## WORK TO COMPLETE
Each line in the entries below that contains the word "this" counts once. Report how many there are and nothing more.

○ ○ ○ ○

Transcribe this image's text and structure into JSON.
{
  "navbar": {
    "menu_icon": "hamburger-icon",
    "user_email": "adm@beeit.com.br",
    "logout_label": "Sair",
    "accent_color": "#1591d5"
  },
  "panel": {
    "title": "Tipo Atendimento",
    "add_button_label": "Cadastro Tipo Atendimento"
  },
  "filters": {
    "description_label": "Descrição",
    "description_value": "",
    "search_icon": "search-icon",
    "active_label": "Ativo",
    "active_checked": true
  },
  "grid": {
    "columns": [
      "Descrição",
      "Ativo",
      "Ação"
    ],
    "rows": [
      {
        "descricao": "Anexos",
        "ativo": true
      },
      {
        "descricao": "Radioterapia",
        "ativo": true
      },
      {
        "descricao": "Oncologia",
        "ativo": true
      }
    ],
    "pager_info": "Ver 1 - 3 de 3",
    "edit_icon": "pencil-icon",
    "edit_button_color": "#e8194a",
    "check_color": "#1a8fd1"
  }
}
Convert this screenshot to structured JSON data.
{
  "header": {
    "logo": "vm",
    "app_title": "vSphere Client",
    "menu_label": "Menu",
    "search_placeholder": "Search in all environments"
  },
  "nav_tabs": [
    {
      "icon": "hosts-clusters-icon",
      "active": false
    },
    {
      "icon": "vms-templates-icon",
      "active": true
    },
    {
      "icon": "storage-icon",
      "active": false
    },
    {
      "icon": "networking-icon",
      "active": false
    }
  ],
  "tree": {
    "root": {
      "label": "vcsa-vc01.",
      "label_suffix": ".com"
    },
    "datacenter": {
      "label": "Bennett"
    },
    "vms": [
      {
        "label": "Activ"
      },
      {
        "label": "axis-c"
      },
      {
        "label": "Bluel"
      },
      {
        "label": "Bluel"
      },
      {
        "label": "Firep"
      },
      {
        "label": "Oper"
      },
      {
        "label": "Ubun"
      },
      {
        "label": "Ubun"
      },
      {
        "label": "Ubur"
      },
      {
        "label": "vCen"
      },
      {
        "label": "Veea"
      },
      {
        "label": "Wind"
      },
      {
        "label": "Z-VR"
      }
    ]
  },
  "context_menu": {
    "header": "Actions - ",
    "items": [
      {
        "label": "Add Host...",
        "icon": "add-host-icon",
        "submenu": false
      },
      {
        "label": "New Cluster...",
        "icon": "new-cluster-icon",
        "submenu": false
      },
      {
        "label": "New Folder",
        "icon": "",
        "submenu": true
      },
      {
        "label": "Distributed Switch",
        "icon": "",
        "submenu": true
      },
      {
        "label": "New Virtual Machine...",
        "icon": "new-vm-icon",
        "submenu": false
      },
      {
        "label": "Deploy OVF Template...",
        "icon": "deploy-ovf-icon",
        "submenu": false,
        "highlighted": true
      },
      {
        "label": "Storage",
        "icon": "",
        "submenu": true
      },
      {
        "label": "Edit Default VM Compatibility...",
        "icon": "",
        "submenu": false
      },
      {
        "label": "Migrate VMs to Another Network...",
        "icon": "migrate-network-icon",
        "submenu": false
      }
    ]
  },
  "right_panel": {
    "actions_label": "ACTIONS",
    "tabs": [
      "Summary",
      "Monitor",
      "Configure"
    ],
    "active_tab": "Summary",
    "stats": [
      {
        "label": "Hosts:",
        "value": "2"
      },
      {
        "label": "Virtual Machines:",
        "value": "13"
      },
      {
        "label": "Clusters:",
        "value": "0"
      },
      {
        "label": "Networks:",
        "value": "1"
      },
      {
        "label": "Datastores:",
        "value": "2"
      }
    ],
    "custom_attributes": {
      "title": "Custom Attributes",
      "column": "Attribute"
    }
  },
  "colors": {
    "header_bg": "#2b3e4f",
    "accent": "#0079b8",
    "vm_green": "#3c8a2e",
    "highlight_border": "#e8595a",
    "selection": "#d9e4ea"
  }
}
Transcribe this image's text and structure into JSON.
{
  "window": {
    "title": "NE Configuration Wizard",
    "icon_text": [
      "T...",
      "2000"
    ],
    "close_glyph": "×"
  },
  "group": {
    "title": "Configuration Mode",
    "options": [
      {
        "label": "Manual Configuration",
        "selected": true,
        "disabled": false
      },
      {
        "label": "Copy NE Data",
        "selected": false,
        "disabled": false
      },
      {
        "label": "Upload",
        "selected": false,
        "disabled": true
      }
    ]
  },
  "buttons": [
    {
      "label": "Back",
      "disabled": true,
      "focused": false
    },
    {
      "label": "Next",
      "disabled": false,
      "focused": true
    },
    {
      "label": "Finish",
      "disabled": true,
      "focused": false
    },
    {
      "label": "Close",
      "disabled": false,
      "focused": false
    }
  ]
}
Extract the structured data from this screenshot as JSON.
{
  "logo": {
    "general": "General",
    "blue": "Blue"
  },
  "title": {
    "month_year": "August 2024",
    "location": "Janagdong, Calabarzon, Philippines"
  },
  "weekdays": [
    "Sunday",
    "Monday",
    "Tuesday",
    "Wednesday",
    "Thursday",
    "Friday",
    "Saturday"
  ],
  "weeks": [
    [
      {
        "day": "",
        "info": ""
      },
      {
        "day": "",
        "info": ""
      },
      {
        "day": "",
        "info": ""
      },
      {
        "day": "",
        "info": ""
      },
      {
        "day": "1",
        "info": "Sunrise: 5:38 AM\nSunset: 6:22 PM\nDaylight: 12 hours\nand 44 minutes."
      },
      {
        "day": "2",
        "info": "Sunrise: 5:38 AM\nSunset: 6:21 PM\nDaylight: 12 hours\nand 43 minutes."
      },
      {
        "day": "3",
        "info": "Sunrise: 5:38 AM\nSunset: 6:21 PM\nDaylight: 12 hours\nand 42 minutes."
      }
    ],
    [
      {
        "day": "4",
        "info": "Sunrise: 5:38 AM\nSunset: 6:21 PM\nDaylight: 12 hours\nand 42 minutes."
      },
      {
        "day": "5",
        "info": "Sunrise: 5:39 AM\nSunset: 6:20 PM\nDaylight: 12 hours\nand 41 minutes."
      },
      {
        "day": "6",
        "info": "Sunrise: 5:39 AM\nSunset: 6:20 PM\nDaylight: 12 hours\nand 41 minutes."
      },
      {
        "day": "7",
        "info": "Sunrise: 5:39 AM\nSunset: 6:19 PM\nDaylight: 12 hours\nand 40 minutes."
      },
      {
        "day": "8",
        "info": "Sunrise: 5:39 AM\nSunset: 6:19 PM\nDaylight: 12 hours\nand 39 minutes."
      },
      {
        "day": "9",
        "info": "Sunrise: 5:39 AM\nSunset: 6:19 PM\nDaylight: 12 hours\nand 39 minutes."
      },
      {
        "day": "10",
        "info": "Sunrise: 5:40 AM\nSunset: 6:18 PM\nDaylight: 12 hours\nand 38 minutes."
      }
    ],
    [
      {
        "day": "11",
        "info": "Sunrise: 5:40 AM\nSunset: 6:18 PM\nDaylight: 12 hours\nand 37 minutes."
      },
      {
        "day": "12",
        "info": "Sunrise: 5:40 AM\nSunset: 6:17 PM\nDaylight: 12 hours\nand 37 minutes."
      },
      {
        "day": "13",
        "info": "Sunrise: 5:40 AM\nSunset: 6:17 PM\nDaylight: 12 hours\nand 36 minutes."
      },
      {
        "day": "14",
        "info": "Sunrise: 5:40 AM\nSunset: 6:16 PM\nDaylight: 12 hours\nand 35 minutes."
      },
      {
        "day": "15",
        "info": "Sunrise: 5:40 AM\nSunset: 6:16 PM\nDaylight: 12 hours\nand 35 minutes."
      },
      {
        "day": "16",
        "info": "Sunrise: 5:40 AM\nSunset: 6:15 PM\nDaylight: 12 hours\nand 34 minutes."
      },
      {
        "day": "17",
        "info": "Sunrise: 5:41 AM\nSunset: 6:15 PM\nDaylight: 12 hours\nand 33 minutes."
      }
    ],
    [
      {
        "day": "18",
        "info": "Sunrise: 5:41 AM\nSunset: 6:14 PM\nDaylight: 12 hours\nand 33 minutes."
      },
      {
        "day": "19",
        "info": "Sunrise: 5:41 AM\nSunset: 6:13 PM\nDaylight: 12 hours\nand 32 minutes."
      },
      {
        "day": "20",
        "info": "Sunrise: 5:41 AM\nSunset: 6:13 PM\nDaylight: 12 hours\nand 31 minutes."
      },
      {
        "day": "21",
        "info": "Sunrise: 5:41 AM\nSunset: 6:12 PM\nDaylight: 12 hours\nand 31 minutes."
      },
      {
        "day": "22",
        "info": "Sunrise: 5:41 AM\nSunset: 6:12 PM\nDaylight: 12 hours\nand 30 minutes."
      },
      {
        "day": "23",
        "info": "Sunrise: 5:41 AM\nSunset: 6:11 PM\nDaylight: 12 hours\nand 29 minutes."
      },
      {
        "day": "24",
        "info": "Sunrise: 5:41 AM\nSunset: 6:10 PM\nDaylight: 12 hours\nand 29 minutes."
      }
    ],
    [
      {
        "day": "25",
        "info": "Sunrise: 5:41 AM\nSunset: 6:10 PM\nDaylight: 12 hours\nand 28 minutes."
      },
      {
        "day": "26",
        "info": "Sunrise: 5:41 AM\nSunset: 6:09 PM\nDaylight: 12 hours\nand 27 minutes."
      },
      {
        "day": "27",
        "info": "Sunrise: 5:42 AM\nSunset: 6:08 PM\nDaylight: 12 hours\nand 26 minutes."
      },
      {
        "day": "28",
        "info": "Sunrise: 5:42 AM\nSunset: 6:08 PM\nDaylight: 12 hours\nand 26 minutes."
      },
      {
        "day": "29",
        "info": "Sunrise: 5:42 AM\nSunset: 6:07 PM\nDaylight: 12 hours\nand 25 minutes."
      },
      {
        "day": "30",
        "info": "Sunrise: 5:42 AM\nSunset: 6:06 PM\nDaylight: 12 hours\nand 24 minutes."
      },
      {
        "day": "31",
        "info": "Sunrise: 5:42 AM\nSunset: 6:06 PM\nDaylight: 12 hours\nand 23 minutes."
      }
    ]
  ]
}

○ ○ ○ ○

## WRITTEN RESPONSE
4